The American Suite was designed in a very traditional sense with dark woods, masculine elements dominating the space and the room exudes “power” – one can imagine high level diplomatic meetings attended by a contingent of international dignitaries discussing pressing world issues taking place in the living room.
Fairmont Peace Hotel’s Nine Nations Suite: The German Suite
The German Suite design is warm and cozy in a very traditional sense. The intricate wood trim and unexpected light green color on the ceiling provides an architecturally interesting design element.
Fairmont Peace Hotel’s Nine Nations Suite: The English Suite
The English Suite is another very traditionally designed room though the dark wo
ods seem warmer than in the American suite. The design itself though decidedly masculine in nature is softened with a few feminine touches – the gentle arches of the upholstered dining room chairs (also on the moulding above the fireplace mantle), the silk pillows, the sophisticated floral arrangements, and the softly tailored drapes.
Fairmont Peace Hotel’s Nine Nations Suite: The Indian Suite
The Indian Suite’s ceiling design jewel-tone greens and intricate patterns is stunning and sets the regal tone for the rest of the room.
Fairmont Peace Hotel’s Nine Nations Suite: The Spanish Suite

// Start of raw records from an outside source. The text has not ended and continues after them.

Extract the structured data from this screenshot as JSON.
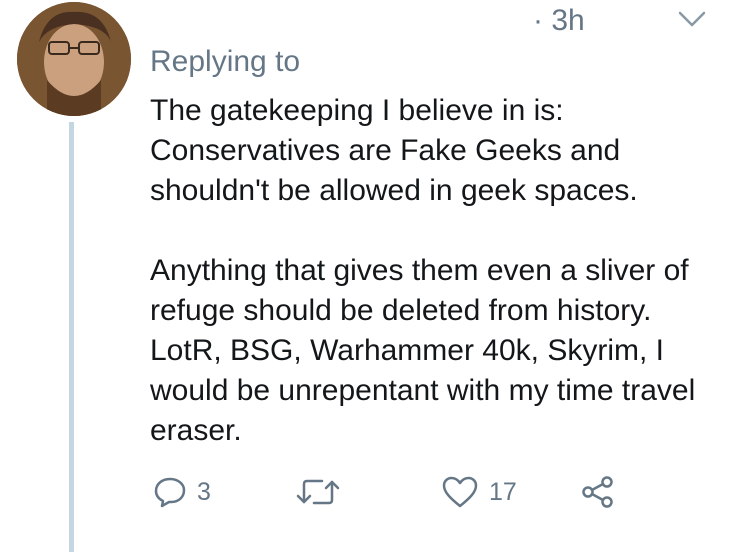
{
  "tweet": {
    "time": "· 3h",
    "replying_label": "Replying to",
    "paragraphs": [
      "The gatekeeping I believe in is: Conservatives are Fake Geeks and shouldn't be allowed in geek spaces.",
      "Anything that gives them even a sliver of refuge should be deleted from history. LotR, BSG, Warhammer 40k, Skyrim, I would be unrepentant with my time travel eraser."
    ],
    "reply_count": "3",
    "retweet_count": "",
    "like_count": "17"
  },
  "icons": {
    "menu": "chevron-down-icon",
    "reply": "speech-bubble-icon",
    "retweet": "retweet-icon",
    "like": "heart-icon",
    "share": "share-icon"
  },
  "colors": {
    "text": "#14171a",
    "muted": "#657786",
    "thread_line": "#c4d6e2"
  }
}
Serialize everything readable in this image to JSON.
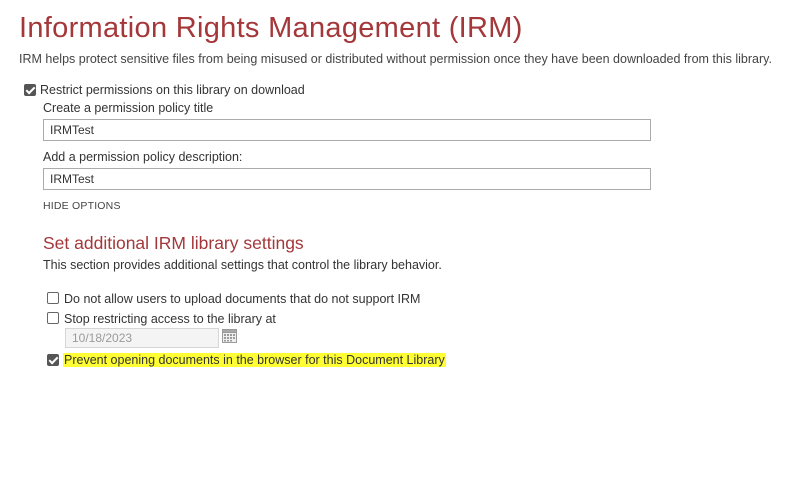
{
  "header": {
    "title": "Information Rights Management (IRM)",
    "description": "IRM helps protect sensitive files from being misused or distributed without permission once they have been downloaded from this library."
  },
  "restrict": {
    "checked": true,
    "label": "Restrict permissions on this library on download"
  },
  "policy_title": {
    "label": "Create a permission policy title",
    "value": "IRMTest"
  },
  "policy_description": {
    "label": "Add a permission policy description:",
    "value": "IRMTest"
  },
  "hide_options_label": "HIDE OPTIONS",
  "additional": {
    "title": "Set additional IRM library settings",
    "description": "This section provides additional settings that control the library behavior.",
    "options": [
      {
        "label": "Do not allow users to upload documents that do not support IRM",
        "checked": false
      },
      {
        "label": "Stop restricting access to the library at",
        "checked": false,
        "date_value": "10/18/2023"
      },
      {
        "label": "Prevent opening documents in the browser for this Document Library",
        "checked": true,
        "highlighted": true
      }
    ]
  },
  "icons": {
    "calendar": "calendar-icon"
  },
  "colors": {
    "title": "#a4373a",
    "highlight": "#ffff33"
  }
}
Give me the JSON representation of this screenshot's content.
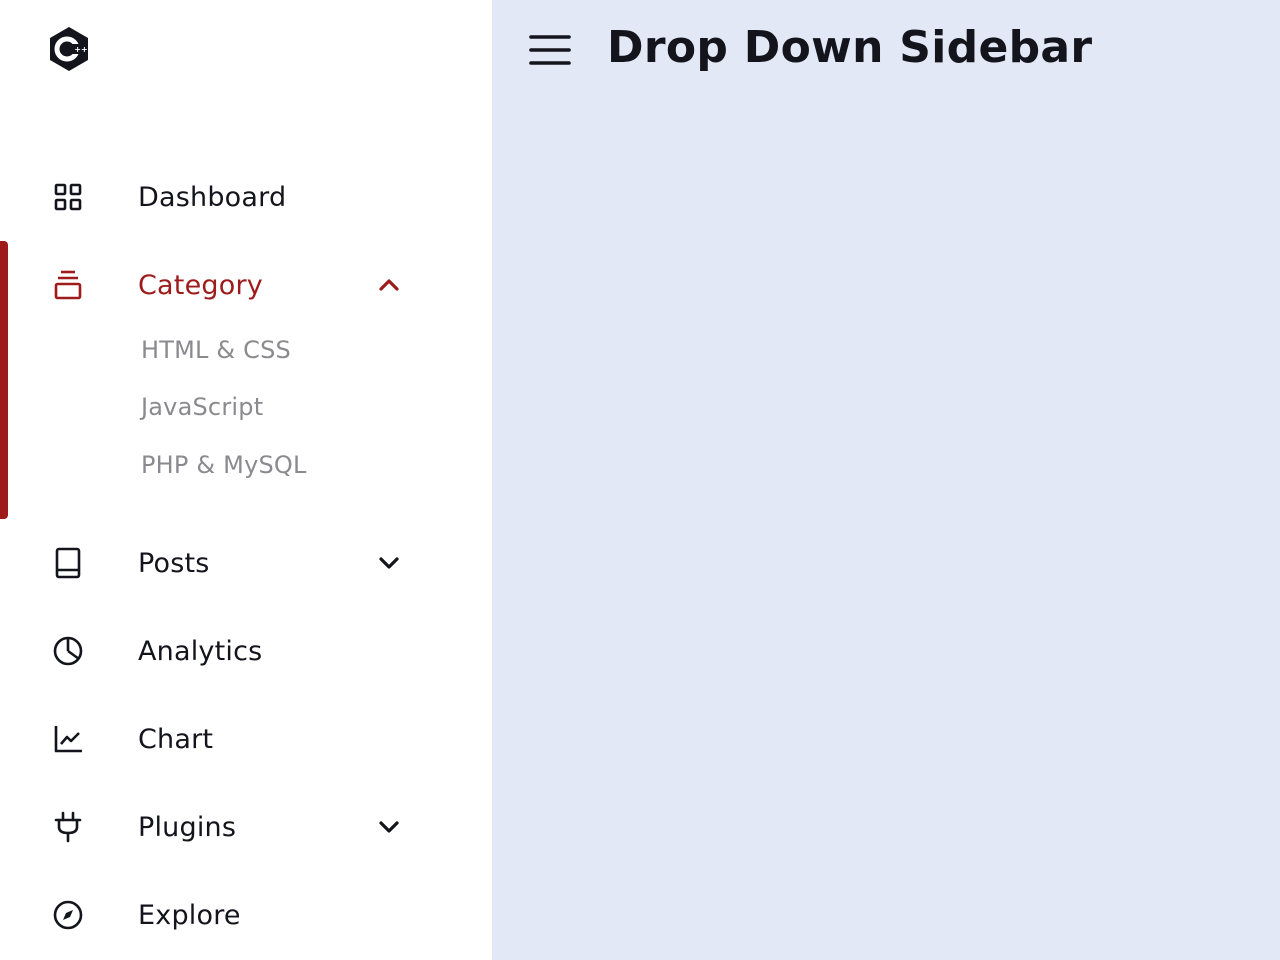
{
  "header": {
    "title": "Drop Down Sidebar"
  },
  "sidebar": {
    "logo_text": "C++",
    "active_color": "#9e1b1b",
    "items": [
      {
        "label": "Dashboard",
        "icon": "grid-icon",
        "has_submenu": false
      },
      {
        "label": "Category",
        "icon": "layers-icon",
        "has_submenu": true,
        "expanded": true,
        "active": true,
        "submenu": [
          "HTML & CSS",
          "JavaScript",
          "PHP & MySQL"
        ]
      },
      {
        "label": "Posts",
        "icon": "book-icon",
        "has_submenu": true,
        "expanded": false
      },
      {
        "label": "Analytics",
        "icon": "pie-chart-icon",
        "has_submenu": false
      },
      {
        "label": "Chart",
        "icon": "line-chart-icon",
        "has_submenu": false
      },
      {
        "label": "Plugins",
        "icon": "plug-icon",
        "has_submenu": true,
        "expanded": false
      },
      {
        "label": "Explore",
        "icon": "compass-icon",
        "has_submenu": false
      }
    ]
  }
}
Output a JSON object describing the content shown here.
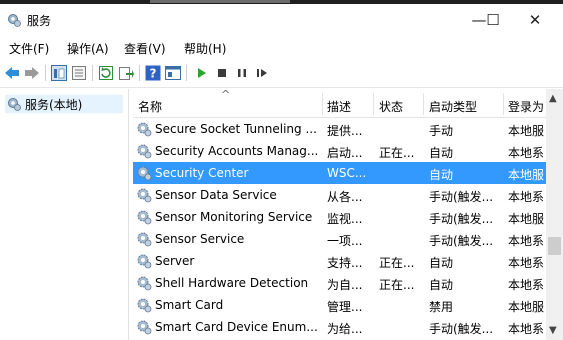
{
  "window": {
    "title": "服务",
    "minimize_glyph": "—",
    "maximize_glyph": "☐",
    "close_glyph": "✕"
  },
  "menu": [
    "文件(F)",
    "操作(A)",
    "查看(V)",
    "帮助(H)"
  ],
  "toolbar_icons": [
    "back-arrow-icon",
    "forward-arrow-icon",
    "show-hide-tree-icon",
    "properties-icon",
    "refresh-icon",
    "export-list-icon",
    "help-icon",
    "console-view-icon",
    "start-service-icon",
    "stop-service-icon",
    "pause-service-icon",
    "resume-service-icon"
  ],
  "tree": {
    "selected": "服务(本地)"
  },
  "list": {
    "columns": [
      "名称",
      "描述",
      "状态",
      "启动类型",
      "登录为"
    ],
    "rows": [
      {
        "name": "Secure Socket Tunneling ...",
        "desc": "提供...",
        "status": "",
        "startup": "手动",
        "logon": "本地服"
      },
      {
        "name": "Security Accounts Manag...",
        "desc": "启动...",
        "status": "正在...",
        "startup": "自动",
        "logon": "本地系"
      },
      {
        "name": "Security Center",
        "desc": "WSC...",
        "status": "",
        "startup": "自动",
        "logon": "本地服",
        "selected": true
      },
      {
        "name": "Sensor Data Service",
        "desc": "从各...",
        "status": "",
        "startup": "手动(触发...",
        "logon": "本地系"
      },
      {
        "name": "Sensor Monitoring Service",
        "desc": "监视...",
        "status": "",
        "startup": "手动(触发...",
        "logon": "本地服"
      },
      {
        "name": "Sensor Service",
        "desc": "一项...",
        "status": "",
        "startup": "手动(触发...",
        "logon": "本地系"
      },
      {
        "name": "Server",
        "desc": "支持...",
        "status": "正在...",
        "startup": "自动",
        "logon": "本地系"
      },
      {
        "name": "Shell Hardware Detection",
        "desc": "为自...",
        "status": "正在...",
        "startup": "自动",
        "logon": "本地系"
      },
      {
        "name": "Smart Card",
        "desc": "管理...",
        "status": "",
        "startup": "禁用",
        "logon": "本地服"
      },
      {
        "name": "Smart Card Device Enum...",
        "desc": "为给...",
        "status": "",
        "startup": "手动(触发...",
        "logon": "本地系"
      }
    ]
  },
  "colors": {
    "selection": "#3399ff",
    "tree_selection": "#e5f3ff"
  }
}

The Spanish Suite employs rich, warm woods on the walls, floors and the furniture but the overall sense of the suite is of open airiness thanks in part to the judicious use of light-toned ceilings, rugs and upholstery. Some of my favorite design elements in this room are the captivating rug, and the white lamp (elegant and sophisticated) on the desk.